We learned from Sweetgreen co-founder Nicholas Jammet that the site, at 1890 Shattuck Ave. at Hearst, housed a gas station prior to Oscar’s — which was a fixture at that spot for 65 years before it closed last year. Jammet said he and the rest of his team were aware of the issue before signing the lease, and he told NOSH in an email that they secured an outside agency to run an environmental safety analysis of the building. They also have worked with the landlord to ensure that environmental testing and cleanup would be performed if needed during construction.
As it turned out, more than just a little cleanup was needed. … Continue reading »
Berkeley authorities detained two people — one of whom was spotted with a gun — Wednesday afternoon in what school officials say was a continuation of problems that began downtown Tuesday when a group of teens assaulted a BHS student.
Officers have not yet recovered a firearm, according to the 7:19 p.m. statement released by Berkeley High School Principal Sam Pasarow, but they are continuing to search for it in the area around campus.
According to the statement, a BHS staff member spotted a non-student with a gun at 4:15 p.m. near the eastern side of campus, on Milvia Street.
Berkeley police officers responded immediately, Pasarow said, and detained that person and a second non-student. … Continue reading »
An 18-year-old from Berkeley was arrested with a loaded gun Tuesday evening after authorities responded to reports of large groups of youth fighting in the streets downtown, police said.
Shortly after 7 p.m., a Berkeleyside reader reported a “heavy” police presence downtown, and asked for more information.
Berkeley Police Lt. Dan Montgomery told Berkeleyside that police had been alerted earlier in the evening to a group of about 60 young adults “pushing and fighting” in the street in front of Papa John’s, on Shattuck Avenue between Allston Way and Kittredge Street.

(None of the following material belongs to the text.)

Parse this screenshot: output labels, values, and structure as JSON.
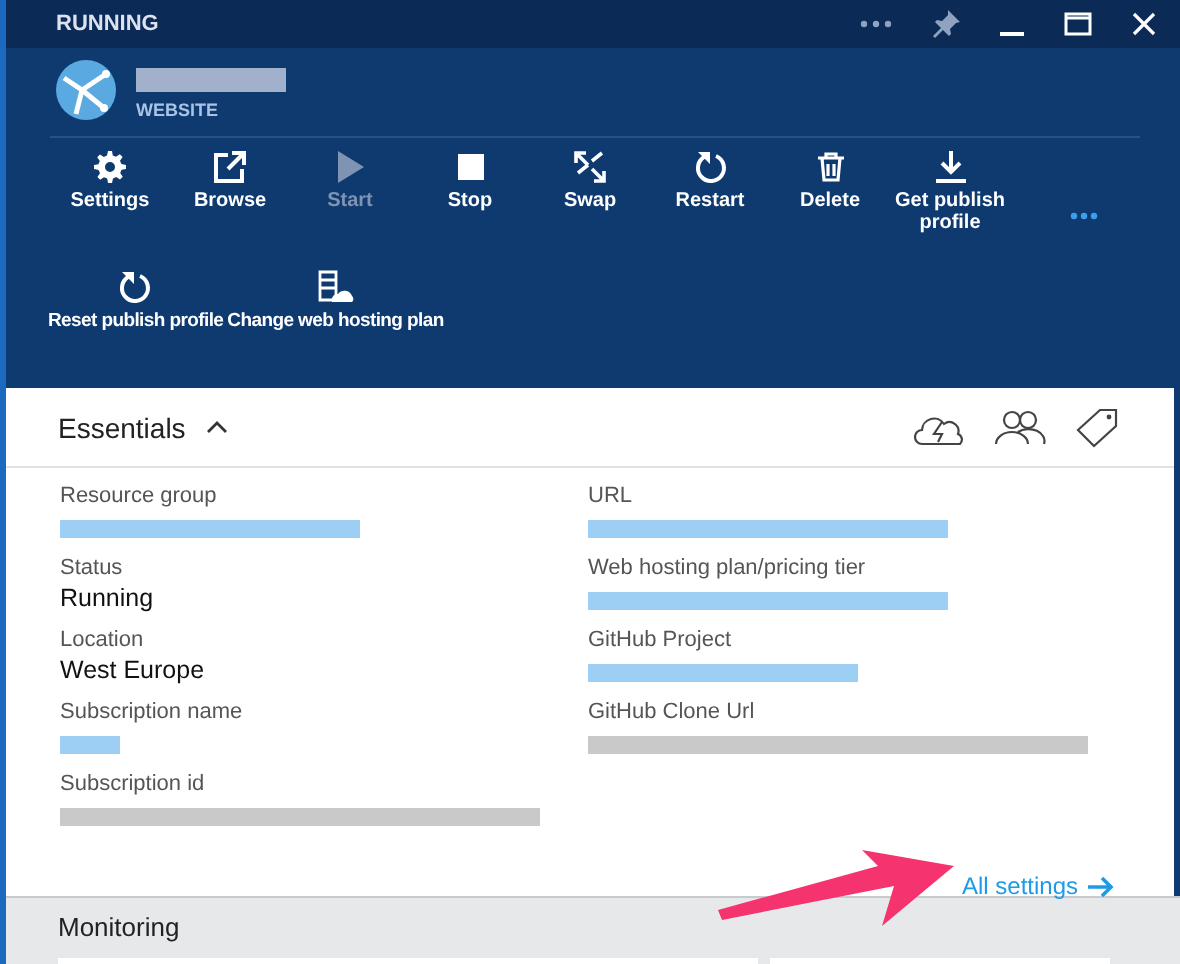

A caller also reported that one member of the group pulled out a gun during the disturbance. … Continue reading »